Fitness '97, February 1997
Like many of us, Mark Allen used to think that the gym was simply a rumpus room for narcissists hopped up on protein shakes. For more than a decade, even while winning the Hawaii Ironman five times and the Nice Triathlon--the world's most prestigious short-course event--ten consecutive years, Allen avoided strength training entirely. Then came an event that, at least for a top-flight professional athlete, could be called traumatic: In January 1993, Mark Allen turned 35.
The chronological wake-up call caused Allen to review his results from the previous few seasons--and to come to grips with a harsh reality. His strength simply wasn't coming back after those long, lazy winters the way it used to. The big clue was his speed, or lack thereof: While in years past his times had steadily improved over the course of the February-to-October season, he now found that he was plateauing in early summer. Since he had tried a number of other remedies without success, he suspected that the solution could be found in the weight room.
Still, Allen found himself floundering. He'd go to the gym, mess around with a few dumbbells, and leave without any inkling of what he'd actually done or exactly why he'd done it. "I remember looking around the gym and thinking, 'If I'm Mr. Ironman, supposedly the fittest guy in the world, and I don't know what I'm doing in here, then 95 percent of the other people don't either.' "
Allen sought counsel from Diane Buchta, who has also trained, among others, eight-time Ironman champion Paula Newby-Fraser. Buchta quickly confirmed Allen's hunch, telling him that the loss of lean muscle mass, a natural part of the aging process that kicks in around age 30, was sabotaging his speed. She put him on a program that involved performing ten core exercises--lat pulldowns, bench presses, squats, leg extensions, leg curls, biceps curls, triceps pushdowns, back extensions, dumbbell pullovers, and upright rows--twice a week. Given that Allen's focus was performance and not bulk, Buchta notes that the routine was the same one she'd recommend for any recreational athlete. Its basic structure remains constant throughout the 16-week cycle and requires no more than about an hour and a half per week. The program is, however, divided into four distinct phases, each defined by a specific goal and thus employing a different strategy.

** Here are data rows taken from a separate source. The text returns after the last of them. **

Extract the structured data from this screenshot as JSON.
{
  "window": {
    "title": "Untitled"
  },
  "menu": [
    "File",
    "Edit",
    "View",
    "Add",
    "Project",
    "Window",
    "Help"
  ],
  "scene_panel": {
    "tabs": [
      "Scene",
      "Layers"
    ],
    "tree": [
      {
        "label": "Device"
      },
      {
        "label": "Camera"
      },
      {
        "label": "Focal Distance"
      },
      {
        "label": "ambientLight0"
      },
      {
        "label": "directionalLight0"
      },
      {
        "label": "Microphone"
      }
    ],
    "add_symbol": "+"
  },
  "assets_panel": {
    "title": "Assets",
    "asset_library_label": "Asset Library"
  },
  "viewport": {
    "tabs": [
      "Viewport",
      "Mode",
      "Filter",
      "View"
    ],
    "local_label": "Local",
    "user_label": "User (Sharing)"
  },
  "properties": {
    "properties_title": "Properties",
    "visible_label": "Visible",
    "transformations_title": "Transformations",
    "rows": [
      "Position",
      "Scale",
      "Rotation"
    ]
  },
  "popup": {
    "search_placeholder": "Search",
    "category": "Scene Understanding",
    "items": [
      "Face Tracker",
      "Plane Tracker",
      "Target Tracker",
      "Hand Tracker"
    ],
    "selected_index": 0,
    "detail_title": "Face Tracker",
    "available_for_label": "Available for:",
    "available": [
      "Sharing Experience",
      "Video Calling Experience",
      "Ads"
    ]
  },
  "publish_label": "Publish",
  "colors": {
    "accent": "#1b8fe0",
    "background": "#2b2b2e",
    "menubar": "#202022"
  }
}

Adaptation: Weeks 1-3
Endurance: Weeks 4-10
Power: Weeks 11-14
In the spirit of honesty, Allen will be the first to admit that the cycle's final segment is poorly named. "It doesn't tell you what the benefit is," he acknowledges. "But what it does is help you with anything that requires short, explosive bursts, like a hill climb or a surge in a road race.'' In essence it's taking strength and sculpting it into power-defined, Buchta explains, as "strength applied quickly." During these final three weeks, you'll return to lighter weights, about the same as at the start of the endurance phase, and do two sets of 12, lifting as before but lowering on a speeded-up two-count. Pause with the weight at the top of the lift, Buchta says, and make sure not to let the weight bottom-out on the other end. In other words, the exercises should be done fast but not sloppy.
Finally, Allen recommends that you add five hard minutes of abdominal exercises to every session, no matter what phase you're in. But make sure to keep it to that and no longer. "A lot of people overdo it,'' says Allen. "What happens is they become so ripped that it restricts the movement of their diaphragm and they can't breathe as deep."
OK, now you know what to do. Still not convinced as to why? Look no further than Allen's 1993 season, the fruits of but one off-season on the program. With two additional pounds of muscle, Allen began by trouncing the field at the grueling Powerman Zofingen duathlon, which consists of three 50-kilometer bike loops and a pair of running legs totaling another 39--and then got faster as the summer progressed, notching his most productive season in half a decade.
Still, he says, that has little to do with why the program has become his mainstay. The real benefit of strength training for the average athlete--and of course, for retired greats--is its impact on overall health, particularly with regard to fat burning. Depending on its duration and intensity, a good endurance workout will elevate your metabolism for anywhere from one to six hours. After an hourlong weight-training session, by contrast, your metabolic rate will remain higher for a full 24 hours, thanks to the huge caloric demands of rebuilding muscle tissue. Translation: Just like running, biking, or swimming, hoisting the iron is essential to helping you avoid that spare tire--so you're going to have to get your mind around it eventually. "When you start out, you're probably not going to buy into it," Allen warns. "And you certainly won't be a happy camper all the time. But remember, at the beginning I was as skeptical as anyone. So my advice is simply to stick with it: In time, you'll find yourself pleasantly surprised."